commanding views of the surrounding city. Together these visual ramparts
are the key to the concept of the building being not just a school but
a community resource. "The fitness tower," Ronan says, "might
be open early in the morning for classes for the community, be used as
a gym for student phys-ed classes during the day, and then open up again
at night as a community fitness club." There will be more than 600
parking spaces under the building to accommodate visitors.
Ronan's design recognizes that our age is both visually oriented and informationally
dense, yet he distances himself from architects such as Douglas Garofalo,
who use computers to create pathbreaking shapes and forms. He prefers
drawing and making models. "I think whatever medium you work in sort
of dictates the form," he says. "If you work in clay it's going
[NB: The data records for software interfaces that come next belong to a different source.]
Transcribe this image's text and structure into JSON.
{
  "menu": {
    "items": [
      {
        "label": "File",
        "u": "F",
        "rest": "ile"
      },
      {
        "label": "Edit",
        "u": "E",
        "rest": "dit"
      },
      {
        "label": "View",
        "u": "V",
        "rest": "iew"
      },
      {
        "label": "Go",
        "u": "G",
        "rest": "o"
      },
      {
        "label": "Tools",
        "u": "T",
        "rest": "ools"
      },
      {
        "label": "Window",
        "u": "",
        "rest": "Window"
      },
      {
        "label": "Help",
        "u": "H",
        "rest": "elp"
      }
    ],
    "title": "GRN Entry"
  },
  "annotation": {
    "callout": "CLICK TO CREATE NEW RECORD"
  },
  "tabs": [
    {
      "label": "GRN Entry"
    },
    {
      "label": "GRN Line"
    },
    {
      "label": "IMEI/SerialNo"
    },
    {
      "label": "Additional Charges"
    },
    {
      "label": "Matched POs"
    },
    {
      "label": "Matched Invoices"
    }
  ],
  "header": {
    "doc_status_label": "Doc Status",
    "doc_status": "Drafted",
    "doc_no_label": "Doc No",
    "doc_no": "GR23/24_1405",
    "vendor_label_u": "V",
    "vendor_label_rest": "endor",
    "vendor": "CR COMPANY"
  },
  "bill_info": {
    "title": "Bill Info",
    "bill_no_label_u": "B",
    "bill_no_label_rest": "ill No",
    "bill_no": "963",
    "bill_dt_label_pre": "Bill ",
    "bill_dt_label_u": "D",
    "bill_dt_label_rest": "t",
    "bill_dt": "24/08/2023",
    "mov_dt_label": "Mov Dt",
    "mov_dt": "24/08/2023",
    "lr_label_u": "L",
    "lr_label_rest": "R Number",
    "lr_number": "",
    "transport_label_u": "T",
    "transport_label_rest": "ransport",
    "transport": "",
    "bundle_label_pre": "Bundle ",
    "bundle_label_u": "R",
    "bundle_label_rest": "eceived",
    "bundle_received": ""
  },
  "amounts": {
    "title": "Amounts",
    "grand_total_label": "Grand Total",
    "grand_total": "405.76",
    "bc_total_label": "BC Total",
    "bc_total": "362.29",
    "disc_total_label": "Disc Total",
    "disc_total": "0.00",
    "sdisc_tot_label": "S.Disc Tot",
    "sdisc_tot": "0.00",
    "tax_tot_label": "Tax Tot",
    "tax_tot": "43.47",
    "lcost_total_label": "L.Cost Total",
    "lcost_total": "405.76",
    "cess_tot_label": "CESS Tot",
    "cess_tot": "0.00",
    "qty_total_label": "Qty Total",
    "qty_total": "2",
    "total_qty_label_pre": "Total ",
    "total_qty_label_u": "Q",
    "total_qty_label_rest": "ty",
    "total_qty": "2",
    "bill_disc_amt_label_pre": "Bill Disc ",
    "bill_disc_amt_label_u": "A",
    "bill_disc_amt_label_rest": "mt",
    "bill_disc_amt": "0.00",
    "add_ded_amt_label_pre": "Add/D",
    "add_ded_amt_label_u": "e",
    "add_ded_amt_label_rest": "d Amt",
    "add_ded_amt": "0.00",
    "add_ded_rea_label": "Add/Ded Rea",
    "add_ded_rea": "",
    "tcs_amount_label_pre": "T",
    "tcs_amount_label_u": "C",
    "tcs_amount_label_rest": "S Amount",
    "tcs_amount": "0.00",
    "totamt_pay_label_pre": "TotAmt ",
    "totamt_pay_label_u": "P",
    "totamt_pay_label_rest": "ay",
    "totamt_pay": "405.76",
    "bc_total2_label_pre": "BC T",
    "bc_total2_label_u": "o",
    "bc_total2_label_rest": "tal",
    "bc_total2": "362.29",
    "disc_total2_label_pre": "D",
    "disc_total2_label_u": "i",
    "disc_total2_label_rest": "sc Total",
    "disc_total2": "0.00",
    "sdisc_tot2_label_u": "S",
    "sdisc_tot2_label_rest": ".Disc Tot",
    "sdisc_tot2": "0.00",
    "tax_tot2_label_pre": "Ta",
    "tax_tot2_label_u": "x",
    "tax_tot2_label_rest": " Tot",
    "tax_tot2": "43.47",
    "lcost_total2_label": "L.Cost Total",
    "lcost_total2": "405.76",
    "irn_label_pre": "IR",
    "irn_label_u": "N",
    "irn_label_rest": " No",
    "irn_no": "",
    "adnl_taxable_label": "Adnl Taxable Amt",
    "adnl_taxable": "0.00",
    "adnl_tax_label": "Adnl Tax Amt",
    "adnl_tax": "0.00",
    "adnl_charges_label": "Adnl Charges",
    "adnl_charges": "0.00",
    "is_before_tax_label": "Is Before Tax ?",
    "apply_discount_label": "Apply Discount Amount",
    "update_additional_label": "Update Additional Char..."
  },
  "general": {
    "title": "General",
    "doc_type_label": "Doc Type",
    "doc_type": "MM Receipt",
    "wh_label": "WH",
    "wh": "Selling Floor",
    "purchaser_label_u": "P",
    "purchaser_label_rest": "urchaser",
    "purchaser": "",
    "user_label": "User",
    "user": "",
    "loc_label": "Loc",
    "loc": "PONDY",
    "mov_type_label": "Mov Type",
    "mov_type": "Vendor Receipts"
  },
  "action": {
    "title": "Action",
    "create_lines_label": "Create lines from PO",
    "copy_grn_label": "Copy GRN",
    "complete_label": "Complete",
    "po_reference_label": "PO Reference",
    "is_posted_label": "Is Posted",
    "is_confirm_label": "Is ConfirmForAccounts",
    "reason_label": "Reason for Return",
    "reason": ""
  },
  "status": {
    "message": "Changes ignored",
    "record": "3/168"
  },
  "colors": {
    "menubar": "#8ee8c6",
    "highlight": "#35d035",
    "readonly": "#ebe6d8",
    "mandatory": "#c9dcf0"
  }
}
to give you a certain kind of form. If you work in cardboard models it's
going to give you a certain kind of form." For better and worse,
he says, designs that come out of a computer look like they did. "It's
a value system. Is form the primary reason you're an architect? It's not
the reason I'm an architect. Form is a natural outgrowth of our process
and not the agenda. I'm interested more in space. You don't see many great
spaces anymore. It's about exploring the integration of space, structure,
and material-bringing those into an interdependent relationship."
Ronan sees the current state of architecture in Chicago as "very
promising," and he adds, "I think the known architects in the
Chicago area are all reaching retirement age. A new, younger generation
of architects is coming into its own." He may be a bit overoptimistic-Helmut
Jahn, Lucien Lagrange, and Adrian Smith are unlikely to be devoting their
lives to shuffleboard and pinochle anytime soon. But they have to be noticing
that the grownups' table is adding chairs.